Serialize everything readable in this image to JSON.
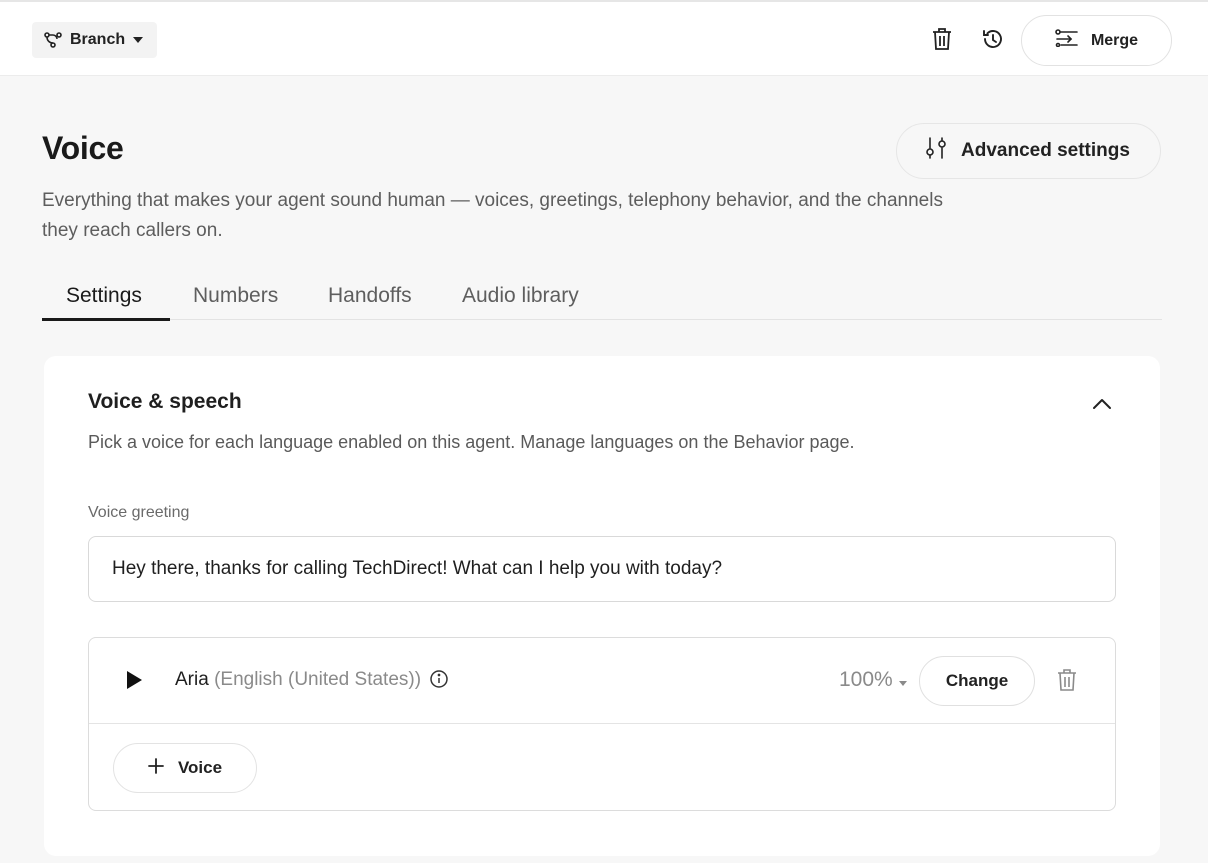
{
  "topbar": {
    "branch_label": "Branch",
    "branch_icon": "branch-icon",
    "delete_icon": "trash-icon",
    "history_icon": "history-icon",
    "merge_label": "Merge",
    "merge_icon": "merge-icon"
  },
  "header": {
    "title": "Voice",
    "description": "Everything that makes your agent sound human — voices, greetings, telephony behavior, and the channels they reach callers on.",
    "advanced_settings_label": "Advanced settings",
    "advanced_settings_icon": "sliders-icon"
  },
  "tabs": [
    {
      "label": "Settings",
      "active": true
    },
    {
      "label": "Numbers",
      "active": false
    },
    {
      "label": "Handoffs",
      "active": false
    },
    {
      "label": "Audio library",
      "active": false
    }
  ],
  "voice_speech": {
    "title": "Voice & speech",
    "description": "Pick a voice for each language enabled on this agent. Manage languages on the Behavior page.",
    "greeting_label": "Voice greeting",
    "greeting_value": "Hey there, thanks for calling TechDirect! What can I help you with today?",
    "voices": [
      {
        "name": "Aria",
        "language": "(English (United States))",
        "speed": "100%",
        "change_label": "Change"
      }
    ],
    "add_voice_label": "Voice"
  },
  "colors": {
    "background": "#f7f7f7",
    "card": "#ffffff",
    "text_primary": "#1f1f1f",
    "text_secondary": "#5d5d5d",
    "border": "#dcdcdc"
  }
}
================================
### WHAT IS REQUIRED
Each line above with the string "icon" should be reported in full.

### TASK RESPONSE
    "branch_icon": "branch-icon",
    "delete_icon": "trash-icon",
    "history_icon": "history-icon",
    "merge_icon": "merge-icon"
    "advanced_settings_icon": "sliders-icon"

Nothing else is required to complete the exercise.